*Task requirements*: Go through the data underneath and report how many lines hold the string "José", giving only the number.

(Input for this task Opens)

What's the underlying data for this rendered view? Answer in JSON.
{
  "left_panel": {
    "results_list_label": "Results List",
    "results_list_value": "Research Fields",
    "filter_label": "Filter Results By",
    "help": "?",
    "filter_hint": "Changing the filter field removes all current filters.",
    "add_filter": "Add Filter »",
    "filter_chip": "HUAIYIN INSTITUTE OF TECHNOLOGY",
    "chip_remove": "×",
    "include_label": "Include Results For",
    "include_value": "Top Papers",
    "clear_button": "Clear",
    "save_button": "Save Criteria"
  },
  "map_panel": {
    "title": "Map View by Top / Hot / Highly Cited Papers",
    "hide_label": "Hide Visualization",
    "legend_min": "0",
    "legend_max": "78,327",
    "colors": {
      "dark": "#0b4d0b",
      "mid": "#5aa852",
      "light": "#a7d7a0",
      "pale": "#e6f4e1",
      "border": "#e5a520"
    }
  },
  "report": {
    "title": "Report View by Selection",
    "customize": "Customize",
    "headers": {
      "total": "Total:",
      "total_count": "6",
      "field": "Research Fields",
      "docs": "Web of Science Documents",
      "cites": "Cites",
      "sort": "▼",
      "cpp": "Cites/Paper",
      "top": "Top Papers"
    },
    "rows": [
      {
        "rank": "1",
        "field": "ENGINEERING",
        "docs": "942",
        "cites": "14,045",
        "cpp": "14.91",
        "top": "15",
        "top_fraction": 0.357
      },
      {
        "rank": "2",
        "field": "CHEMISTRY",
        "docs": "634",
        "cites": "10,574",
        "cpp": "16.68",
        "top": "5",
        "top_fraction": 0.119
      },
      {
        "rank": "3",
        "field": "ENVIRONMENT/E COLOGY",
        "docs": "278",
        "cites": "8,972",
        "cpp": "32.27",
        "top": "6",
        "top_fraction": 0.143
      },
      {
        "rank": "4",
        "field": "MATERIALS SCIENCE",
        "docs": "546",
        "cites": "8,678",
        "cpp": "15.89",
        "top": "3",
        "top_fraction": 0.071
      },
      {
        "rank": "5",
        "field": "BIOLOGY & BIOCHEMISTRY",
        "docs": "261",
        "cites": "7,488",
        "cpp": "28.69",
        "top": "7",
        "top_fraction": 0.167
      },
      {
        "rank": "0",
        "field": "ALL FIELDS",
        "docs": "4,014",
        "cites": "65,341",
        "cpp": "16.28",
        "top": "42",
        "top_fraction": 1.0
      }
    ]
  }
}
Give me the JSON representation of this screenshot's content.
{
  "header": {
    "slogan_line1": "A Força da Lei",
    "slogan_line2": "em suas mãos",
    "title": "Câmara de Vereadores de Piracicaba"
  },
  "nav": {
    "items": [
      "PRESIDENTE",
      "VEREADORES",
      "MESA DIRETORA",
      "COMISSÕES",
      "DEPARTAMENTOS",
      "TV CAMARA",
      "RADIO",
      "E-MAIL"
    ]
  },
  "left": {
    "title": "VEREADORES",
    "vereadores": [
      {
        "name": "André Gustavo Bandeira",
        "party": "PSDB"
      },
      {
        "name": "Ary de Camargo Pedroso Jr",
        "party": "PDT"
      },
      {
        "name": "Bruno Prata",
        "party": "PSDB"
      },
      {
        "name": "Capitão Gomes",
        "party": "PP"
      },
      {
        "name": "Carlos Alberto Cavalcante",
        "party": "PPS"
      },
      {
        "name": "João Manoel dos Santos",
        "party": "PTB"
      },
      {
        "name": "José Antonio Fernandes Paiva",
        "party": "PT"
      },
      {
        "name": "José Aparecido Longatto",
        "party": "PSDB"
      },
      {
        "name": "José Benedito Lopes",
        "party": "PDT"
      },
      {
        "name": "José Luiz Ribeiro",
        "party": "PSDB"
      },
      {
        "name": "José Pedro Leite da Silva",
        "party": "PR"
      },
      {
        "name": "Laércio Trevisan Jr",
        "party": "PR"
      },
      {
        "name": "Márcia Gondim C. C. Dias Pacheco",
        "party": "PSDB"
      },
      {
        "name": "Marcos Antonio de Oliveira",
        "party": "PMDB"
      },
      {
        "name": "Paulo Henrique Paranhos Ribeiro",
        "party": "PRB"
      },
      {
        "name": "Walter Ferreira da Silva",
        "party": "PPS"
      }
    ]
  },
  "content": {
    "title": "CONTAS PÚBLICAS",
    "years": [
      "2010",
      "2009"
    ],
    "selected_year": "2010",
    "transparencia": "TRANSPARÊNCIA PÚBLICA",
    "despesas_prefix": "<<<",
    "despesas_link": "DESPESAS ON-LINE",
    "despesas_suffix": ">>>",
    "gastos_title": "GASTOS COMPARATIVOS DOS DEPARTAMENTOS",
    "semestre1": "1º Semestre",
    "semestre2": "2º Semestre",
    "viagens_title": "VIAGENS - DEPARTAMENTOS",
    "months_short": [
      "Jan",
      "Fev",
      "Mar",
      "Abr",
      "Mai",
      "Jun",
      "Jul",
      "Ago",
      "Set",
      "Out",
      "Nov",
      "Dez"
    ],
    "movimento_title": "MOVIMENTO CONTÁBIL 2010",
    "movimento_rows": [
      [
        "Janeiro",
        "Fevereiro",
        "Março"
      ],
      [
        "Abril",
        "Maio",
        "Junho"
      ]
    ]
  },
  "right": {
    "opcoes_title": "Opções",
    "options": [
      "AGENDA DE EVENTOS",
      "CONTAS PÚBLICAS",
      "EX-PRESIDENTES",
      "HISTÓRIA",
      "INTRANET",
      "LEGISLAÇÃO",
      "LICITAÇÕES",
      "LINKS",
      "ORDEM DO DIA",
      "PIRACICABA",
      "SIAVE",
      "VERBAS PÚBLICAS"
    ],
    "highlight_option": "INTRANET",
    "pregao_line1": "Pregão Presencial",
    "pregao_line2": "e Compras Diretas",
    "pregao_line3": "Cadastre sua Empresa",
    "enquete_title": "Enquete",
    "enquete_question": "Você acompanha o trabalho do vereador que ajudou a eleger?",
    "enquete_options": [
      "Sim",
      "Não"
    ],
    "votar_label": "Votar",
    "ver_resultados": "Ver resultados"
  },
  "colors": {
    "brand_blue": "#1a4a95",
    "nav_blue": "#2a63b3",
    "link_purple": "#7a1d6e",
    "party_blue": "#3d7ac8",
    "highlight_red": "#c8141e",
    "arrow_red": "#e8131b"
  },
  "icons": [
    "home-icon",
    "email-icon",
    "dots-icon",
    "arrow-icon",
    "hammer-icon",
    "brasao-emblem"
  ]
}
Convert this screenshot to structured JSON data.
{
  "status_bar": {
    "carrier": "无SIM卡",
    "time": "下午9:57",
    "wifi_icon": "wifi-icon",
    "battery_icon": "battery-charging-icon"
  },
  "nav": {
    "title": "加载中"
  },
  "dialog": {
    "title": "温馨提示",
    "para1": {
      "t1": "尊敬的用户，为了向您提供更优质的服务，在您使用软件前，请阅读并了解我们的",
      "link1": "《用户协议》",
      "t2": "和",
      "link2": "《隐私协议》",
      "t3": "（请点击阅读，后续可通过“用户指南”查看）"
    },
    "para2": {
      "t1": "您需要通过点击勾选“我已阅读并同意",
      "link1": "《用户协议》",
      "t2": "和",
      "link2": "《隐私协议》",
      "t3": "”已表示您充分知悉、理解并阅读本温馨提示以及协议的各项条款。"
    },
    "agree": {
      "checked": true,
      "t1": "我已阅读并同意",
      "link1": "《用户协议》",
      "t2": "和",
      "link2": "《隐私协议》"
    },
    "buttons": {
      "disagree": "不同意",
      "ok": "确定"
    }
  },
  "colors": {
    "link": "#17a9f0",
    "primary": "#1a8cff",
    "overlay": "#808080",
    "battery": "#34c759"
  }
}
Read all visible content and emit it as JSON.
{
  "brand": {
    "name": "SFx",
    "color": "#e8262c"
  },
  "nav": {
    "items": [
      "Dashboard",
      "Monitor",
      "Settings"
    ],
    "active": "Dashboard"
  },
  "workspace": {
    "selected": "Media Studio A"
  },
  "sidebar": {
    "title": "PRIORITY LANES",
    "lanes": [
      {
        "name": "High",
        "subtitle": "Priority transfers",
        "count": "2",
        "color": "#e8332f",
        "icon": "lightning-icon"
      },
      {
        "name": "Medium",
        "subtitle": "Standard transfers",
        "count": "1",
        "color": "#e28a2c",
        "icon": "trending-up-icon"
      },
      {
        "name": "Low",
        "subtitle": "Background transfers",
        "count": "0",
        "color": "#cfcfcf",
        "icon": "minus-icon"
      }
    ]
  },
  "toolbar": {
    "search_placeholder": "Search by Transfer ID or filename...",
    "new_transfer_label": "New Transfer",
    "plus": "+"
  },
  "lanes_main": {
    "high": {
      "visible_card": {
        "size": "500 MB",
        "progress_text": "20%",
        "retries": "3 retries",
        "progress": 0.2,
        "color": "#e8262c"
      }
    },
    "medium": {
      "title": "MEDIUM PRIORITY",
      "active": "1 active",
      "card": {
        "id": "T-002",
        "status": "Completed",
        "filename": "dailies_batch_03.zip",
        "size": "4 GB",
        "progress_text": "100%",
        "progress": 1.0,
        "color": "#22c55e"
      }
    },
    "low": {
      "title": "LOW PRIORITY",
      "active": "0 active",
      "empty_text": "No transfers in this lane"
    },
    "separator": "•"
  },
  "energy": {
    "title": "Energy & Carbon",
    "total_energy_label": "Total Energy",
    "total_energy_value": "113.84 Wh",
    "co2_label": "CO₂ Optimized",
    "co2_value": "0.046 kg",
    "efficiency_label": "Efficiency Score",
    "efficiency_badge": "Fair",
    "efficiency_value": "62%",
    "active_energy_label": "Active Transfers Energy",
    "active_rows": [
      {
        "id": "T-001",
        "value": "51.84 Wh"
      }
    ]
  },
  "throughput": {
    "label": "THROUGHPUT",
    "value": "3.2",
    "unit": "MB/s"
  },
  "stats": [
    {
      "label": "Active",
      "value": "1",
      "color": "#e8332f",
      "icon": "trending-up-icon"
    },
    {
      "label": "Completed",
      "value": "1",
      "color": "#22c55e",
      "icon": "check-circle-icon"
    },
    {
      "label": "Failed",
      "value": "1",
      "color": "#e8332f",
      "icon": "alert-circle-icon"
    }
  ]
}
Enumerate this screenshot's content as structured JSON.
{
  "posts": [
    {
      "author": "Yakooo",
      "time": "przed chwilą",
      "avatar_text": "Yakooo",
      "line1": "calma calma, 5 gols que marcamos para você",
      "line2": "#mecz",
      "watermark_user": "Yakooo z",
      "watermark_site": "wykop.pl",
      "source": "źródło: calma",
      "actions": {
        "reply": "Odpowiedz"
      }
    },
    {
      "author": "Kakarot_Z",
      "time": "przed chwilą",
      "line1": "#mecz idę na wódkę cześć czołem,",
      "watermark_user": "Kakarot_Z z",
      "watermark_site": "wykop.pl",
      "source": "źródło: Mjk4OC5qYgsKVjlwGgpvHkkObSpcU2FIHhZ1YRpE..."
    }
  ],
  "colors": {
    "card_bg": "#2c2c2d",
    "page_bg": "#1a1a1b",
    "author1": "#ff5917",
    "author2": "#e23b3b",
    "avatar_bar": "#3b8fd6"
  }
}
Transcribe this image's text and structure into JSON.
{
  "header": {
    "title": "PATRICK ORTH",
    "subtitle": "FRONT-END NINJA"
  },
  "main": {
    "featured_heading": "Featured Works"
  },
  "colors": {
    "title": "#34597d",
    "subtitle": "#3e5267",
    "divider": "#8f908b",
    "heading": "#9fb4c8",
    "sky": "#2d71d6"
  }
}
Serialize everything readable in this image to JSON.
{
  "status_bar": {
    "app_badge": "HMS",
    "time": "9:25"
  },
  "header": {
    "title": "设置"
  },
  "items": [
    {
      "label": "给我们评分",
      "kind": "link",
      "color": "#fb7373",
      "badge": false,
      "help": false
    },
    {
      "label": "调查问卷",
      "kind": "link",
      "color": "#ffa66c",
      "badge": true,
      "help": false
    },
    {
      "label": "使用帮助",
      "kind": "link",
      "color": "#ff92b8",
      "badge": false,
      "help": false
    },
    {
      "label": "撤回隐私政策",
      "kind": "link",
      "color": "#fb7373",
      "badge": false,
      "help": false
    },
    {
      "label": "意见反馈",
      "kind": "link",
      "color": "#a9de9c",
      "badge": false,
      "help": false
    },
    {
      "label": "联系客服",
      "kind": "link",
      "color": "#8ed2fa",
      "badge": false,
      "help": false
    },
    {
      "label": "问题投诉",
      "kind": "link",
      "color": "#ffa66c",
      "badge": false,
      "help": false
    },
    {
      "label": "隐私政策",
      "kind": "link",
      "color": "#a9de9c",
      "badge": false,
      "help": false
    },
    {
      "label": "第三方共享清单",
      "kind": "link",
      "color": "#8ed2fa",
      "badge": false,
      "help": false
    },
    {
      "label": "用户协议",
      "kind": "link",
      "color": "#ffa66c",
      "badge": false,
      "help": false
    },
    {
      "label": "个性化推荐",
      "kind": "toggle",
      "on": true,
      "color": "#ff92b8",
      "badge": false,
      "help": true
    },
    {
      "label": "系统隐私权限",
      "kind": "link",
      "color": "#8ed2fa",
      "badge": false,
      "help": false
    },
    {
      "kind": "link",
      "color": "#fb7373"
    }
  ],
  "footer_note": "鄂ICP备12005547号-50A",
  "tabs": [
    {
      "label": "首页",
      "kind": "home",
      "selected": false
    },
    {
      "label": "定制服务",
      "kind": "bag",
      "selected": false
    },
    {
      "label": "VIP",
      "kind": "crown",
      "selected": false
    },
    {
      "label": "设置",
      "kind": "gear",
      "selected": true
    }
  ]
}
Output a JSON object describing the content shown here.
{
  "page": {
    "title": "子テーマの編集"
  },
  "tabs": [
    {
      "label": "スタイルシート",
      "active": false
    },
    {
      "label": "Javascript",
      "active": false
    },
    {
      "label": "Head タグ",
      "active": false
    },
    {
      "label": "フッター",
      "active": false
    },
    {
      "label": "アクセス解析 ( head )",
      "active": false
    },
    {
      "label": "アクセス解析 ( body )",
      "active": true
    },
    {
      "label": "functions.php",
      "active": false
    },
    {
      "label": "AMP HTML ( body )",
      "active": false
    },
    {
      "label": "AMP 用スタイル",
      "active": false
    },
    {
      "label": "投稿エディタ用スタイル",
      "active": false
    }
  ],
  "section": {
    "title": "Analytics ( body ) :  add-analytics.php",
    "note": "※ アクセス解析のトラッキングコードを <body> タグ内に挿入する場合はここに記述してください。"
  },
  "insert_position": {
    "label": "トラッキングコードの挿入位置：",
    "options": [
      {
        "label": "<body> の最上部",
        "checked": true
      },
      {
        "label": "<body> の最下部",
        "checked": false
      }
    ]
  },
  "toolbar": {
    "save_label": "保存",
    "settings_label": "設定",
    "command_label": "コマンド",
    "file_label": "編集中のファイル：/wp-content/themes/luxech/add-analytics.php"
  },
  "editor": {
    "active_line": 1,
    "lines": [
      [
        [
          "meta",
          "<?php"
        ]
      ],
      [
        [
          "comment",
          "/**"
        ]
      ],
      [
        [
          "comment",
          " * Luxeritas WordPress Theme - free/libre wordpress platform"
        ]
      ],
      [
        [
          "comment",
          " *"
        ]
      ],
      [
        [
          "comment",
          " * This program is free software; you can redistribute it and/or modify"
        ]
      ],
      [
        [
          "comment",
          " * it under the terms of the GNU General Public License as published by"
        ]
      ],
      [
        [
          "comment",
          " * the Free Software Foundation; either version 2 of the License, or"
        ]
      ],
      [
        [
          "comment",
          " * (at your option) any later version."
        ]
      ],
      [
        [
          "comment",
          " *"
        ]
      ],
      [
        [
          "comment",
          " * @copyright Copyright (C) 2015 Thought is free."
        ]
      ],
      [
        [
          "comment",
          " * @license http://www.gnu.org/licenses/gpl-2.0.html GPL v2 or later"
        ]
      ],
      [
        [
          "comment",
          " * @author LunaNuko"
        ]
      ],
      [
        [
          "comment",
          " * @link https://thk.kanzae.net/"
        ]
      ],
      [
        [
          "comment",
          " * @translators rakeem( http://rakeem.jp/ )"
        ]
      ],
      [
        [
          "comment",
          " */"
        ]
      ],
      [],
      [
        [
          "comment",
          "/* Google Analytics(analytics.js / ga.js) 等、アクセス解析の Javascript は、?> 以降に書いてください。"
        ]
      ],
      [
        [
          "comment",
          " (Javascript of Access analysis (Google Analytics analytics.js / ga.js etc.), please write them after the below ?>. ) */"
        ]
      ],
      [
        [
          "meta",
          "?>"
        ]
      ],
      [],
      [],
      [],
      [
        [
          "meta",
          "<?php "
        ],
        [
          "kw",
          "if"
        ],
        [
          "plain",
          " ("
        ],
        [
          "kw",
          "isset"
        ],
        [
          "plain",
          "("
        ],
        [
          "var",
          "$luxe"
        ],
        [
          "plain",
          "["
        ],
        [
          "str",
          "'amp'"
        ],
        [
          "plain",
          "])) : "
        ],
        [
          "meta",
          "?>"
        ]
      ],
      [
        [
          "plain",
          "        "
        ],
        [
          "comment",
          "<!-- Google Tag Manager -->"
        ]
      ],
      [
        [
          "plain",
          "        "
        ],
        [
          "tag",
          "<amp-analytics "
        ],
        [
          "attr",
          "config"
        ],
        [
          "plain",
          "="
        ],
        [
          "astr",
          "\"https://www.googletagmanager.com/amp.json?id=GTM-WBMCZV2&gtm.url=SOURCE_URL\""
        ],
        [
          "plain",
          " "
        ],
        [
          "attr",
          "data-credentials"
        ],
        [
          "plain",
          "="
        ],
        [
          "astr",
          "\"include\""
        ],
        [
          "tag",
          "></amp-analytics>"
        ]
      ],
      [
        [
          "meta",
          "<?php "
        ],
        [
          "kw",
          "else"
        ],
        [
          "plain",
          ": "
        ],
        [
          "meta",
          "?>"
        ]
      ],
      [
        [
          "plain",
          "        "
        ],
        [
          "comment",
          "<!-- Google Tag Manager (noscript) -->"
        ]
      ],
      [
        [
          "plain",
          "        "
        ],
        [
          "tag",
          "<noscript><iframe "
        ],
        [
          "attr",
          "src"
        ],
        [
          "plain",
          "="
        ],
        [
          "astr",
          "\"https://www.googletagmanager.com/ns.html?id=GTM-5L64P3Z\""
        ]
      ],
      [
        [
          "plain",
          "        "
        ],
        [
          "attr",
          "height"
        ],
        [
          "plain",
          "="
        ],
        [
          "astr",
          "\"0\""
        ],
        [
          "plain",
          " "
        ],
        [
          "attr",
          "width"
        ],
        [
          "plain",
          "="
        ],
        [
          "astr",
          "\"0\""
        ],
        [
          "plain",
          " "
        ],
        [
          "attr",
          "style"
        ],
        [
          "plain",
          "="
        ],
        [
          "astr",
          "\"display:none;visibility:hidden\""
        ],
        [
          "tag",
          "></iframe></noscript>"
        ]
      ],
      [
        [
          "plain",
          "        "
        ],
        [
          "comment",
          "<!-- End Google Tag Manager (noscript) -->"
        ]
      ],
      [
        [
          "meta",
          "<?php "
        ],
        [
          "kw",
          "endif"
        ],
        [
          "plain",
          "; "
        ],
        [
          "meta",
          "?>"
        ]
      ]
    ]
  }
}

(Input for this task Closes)

*Answer for this exercise*: 5